- **Task instructions**: Copies of all lines that contain "dati" are needed; take them from the data below.

Web page and app entries

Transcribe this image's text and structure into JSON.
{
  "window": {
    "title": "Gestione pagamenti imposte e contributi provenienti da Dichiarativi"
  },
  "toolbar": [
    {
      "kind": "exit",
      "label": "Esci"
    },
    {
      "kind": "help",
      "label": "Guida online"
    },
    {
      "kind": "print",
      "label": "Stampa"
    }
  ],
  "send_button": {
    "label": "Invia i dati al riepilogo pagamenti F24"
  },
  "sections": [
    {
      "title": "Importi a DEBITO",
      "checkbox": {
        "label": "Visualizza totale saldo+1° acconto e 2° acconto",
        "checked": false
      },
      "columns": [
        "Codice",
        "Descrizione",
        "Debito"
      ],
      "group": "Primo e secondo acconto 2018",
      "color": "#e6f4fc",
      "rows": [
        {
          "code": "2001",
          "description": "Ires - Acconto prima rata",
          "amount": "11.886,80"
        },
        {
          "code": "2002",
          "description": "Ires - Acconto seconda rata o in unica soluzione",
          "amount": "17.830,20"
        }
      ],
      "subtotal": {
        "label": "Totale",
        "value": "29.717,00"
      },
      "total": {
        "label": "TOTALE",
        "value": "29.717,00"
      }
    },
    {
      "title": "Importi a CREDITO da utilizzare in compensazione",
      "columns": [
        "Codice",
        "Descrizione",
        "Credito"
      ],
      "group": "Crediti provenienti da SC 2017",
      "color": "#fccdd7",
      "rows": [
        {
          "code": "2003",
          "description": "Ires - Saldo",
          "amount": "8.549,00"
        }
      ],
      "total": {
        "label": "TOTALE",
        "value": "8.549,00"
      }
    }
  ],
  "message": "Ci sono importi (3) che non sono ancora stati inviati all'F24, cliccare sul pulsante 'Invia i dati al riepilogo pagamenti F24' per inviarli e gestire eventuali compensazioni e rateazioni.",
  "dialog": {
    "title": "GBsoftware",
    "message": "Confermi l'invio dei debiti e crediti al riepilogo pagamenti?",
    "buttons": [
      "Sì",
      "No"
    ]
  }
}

- **Reply**:
    "label": "Invia i dati al riepilogo pagamenti F24"
  "message": "Ci sono importi (3) che non sono ancora stati inviati all'F24, cliccare sul pulsante 'Invia i dati al riepilogo pagamenti F24' per inviarli e gestire eventuali compensazioni e rateazioni.",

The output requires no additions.